• Pest Control of Ornamental Plants

    Pest control of ornamental plants presents several unique problems. Many of these problems are created by the close proximity of people to the areas treated. To avoid problems as much as possible, the following safety precautions should be followed:

    1. Double check to make sure you have the correct yard before spraying
    2. Do not allow children or pets to remain in the area being sprayed
    3. Check neighbors; yards to make sure there are no children or pets around who could come in contact with possible spray drift
    4. Remove children’s toys
    5. Be sure all clothing is removed from area
    6. Avoid spraying lawn furniture
    7. Make sure all house windows are closed
    8. Turn over pet dishes
    9. Avoid fish ponds, bird baths, and bird feeders
    10. Observe pesticide label restrictions concerning tolerance for fruits and vegetables
    11. Sweep or flush away all spray puddles
    12. Secure all pesticide containers or spray apparatus before moving

    The wide diversity of plants grown in the landscape also causes problems. Unrelated plants are often grown side by side. When spraying, the applicator needs to be aware of problems that may be caused by spray injury to nearby plants. Shrubs and ground covers, for example, may be injured by weed killers applied to adjacent turf areas. Other examples of injuries that may be caused by careless spraying are as follows:


    1. Carbaryl (Sevin) injures Boston Ivy
    2. Bordeaux Mixture may injure certain succulent plants
    3. Chlorobenzilate may damage Hydrangea
    4. Demeton (Systox) will defoliate Bechtel’s double flowering crab and Hawthorn
    5. Diazinon injures ferns, hibiscus, gardenias, stephanotis, and African Violet
    6. Dimethoate (Cygon) causes defoliation of honeylocust and elm.

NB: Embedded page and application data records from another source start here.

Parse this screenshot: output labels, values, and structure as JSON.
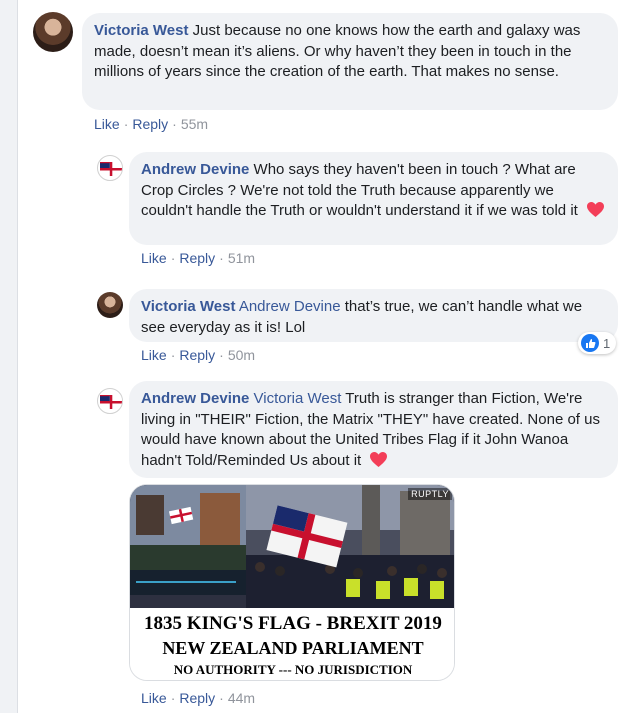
{
  "comments": [
    {
      "author": "Victoria West",
      "text": "Just because no one knows how the earth and galaxy was made, doesn’t mean it’s aliens. Or why haven’t they been in touch in the millions of years since the creation of the earth. That makes no sense.",
      "like_label": "Like",
      "reply_label": "Reply",
      "time": "55m"
    },
    {
      "author": "Andrew Devine",
      "text": "Who says they haven't been in touch ? What are Crop Circles ? We're not told the Truth because apparently we couldn't handle the Truth or wouldn't understand it if we was told it",
      "like_label": "Like",
      "reply_label": "Reply",
      "time": "51m"
    },
    {
      "author": "Victoria West",
      "tag": "Andrew Devine",
      "text": "that’s true, we can’t handle what we see everyday as it is! Lol",
      "like_label": "Like",
      "reply_label": "Reply",
      "time": "50m",
      "reaction_count": "1"
    },
    {
      "author": "Andrew Devine",
      "tag": "Victoria West",
      "text": "Truth is stranger than Fiction, We're living in \"THEIR\" Fiction, the Matrix \"THEY\" have created. None of us would have known about the United Tribes Flag if it John Wanoa hadn't Told/Reminded Us about it",
      "like_label": "Like",
      "reply_label": "Reply",
      "time": "44m"
    }
  ],
  "attachment": {
    "caption_line1": "1835 KING'S FLAG - BREXIT 2019",
    "caption_line2": "NEW ZEALAND PARLIAMENT",
    "caption_line3": "NO AUTHORITY --- NO JURISDICTION",
    "watermark": "RUPTLY"
  },
  "colors": {
    "link": "#385898",
    "bubble": "#f0f2f5",
    "meta": "#90949c",
    "heart": "#f33e58",
    "like_blue": "#1877f2"
  }
}
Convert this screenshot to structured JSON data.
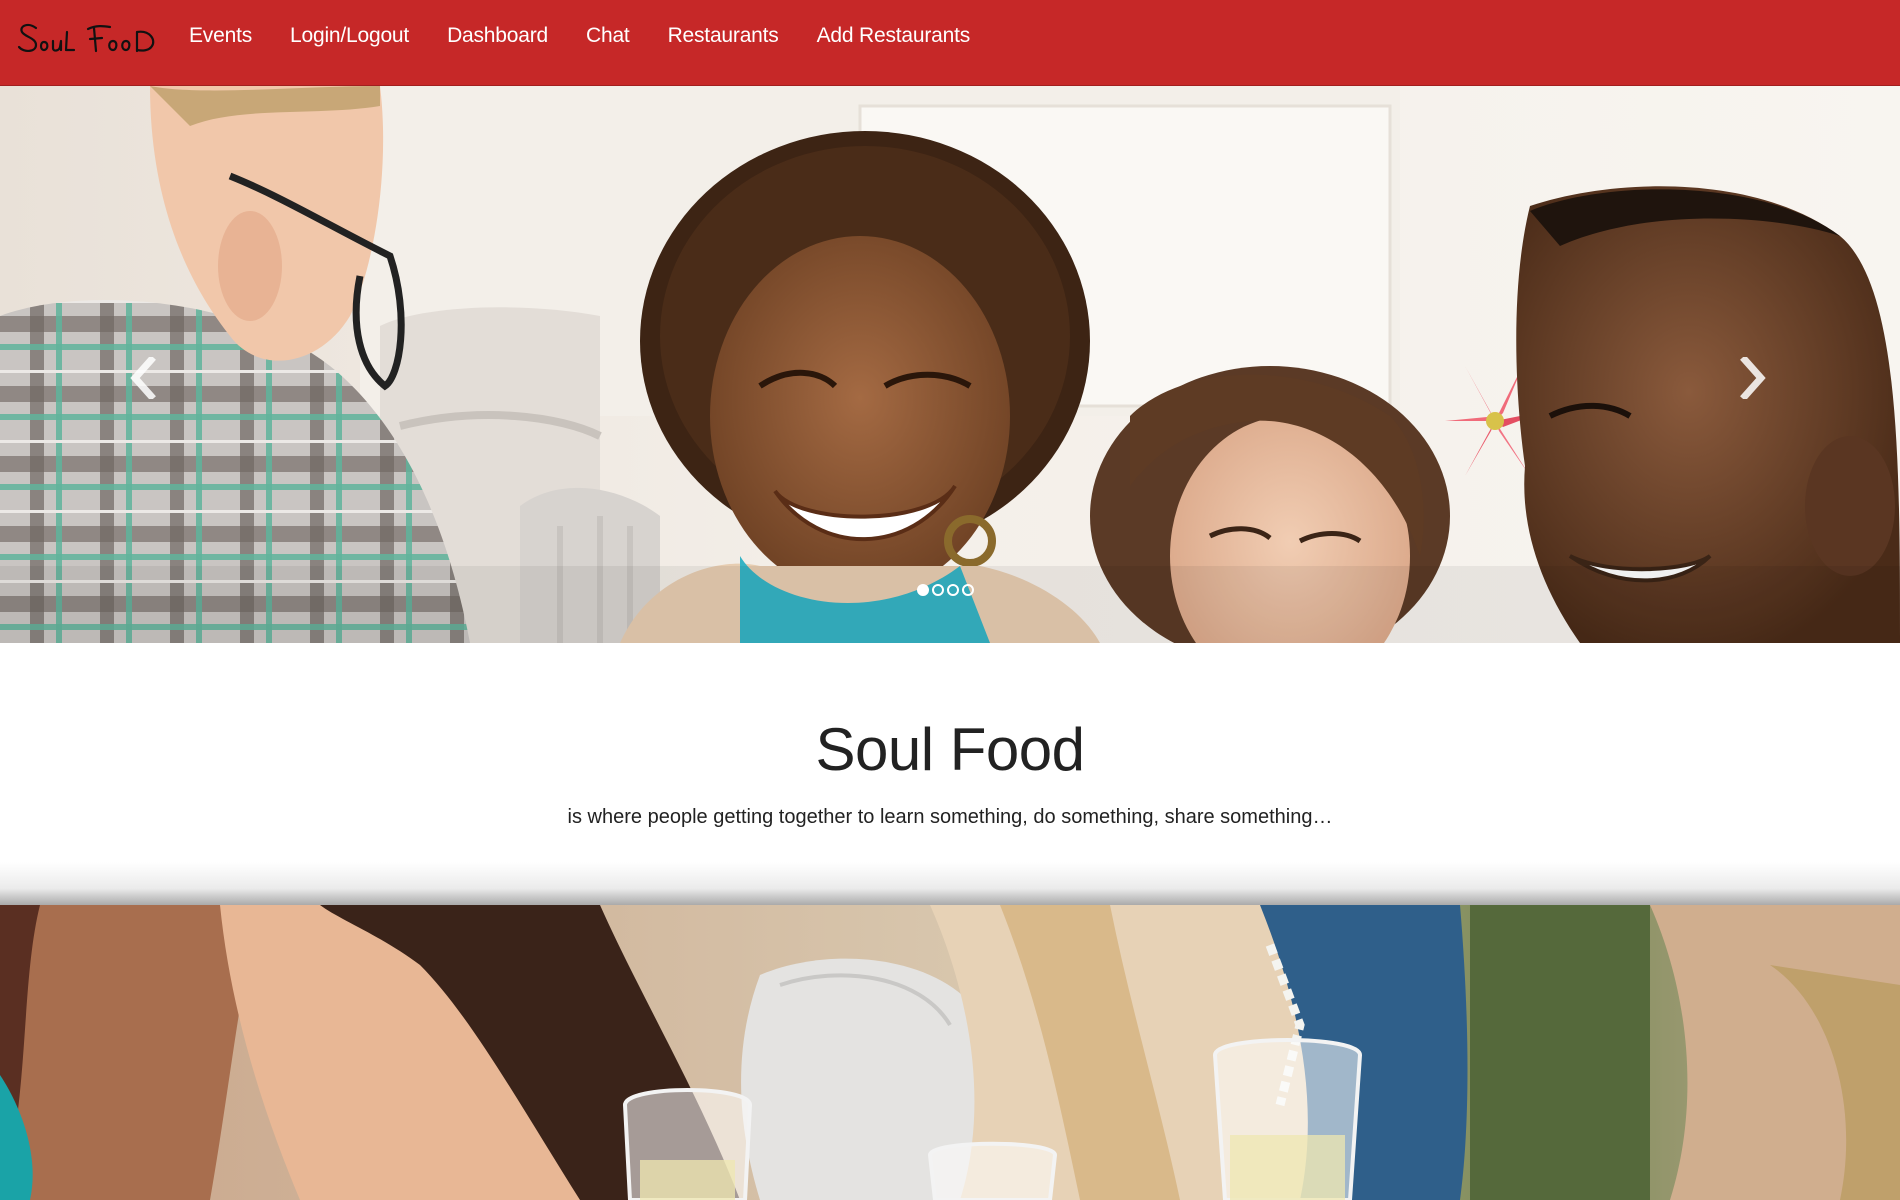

It may also injure flowering almond, dahlias, plum, peach, cherry, chrysanthemum, or Chinese holly
    7. Ethion will injure yews or redbud
    8. Lead Arsenate may defoliate Viburnum carlesi, forsythia, and flowering peach
    9. Malathion injures canaert, sargent’s, and burk junipers. Japanese holly, ferns, violets, petunias, and the rose varieties Caledonia and Talisman.
    10. Oil sensitive plants include beech, black walnut, butternut, hickory, mountain ash, Japanese maple, yellow wood, Russian olive, Norway spruce, yews, hemlock, magnolias, redbud, broadleaved evergreens in general and junipers.
    11. Ovex (Ovotran) is toxic to azaleas, beech, boxwood, barberry, deutzia, hollies, raspberry, oak, hawthorn, spruce, and sycamore
    12. Phorate (Thimet) distorts new growth of Eleyi crab apple trees
    13. Phosphamidon causes defoliation of thornless honeylocust
    14. Sulfur is toxic to viburnums and forsythia
    15. Tedion (tetradifon) may injure some varieties of roses
    16. Thiodan (endosulfan) may injure geraniums
    17. Toxaphene will injure linden, oak, redbud, sugar maple, plum, grape, peach, and pear trees

    The above list makes apparent the troubles that can arise when careless application allows spray to drift onto nearby plants.

    The wide spectrum of ornamental plants being frown in the landscape also presents problems because no pesticides may be used on all plants. The pesticide label will contain a list of plants that can be treated. Since the registration status of pesticides is continuously being reviewed and is subject to change, read the product label before purchasing to make sure it is registered for your need. To use the product in any other way that is inconsistent with the label is a violation of the Federal Environmental Pesticide Control Act of 1972.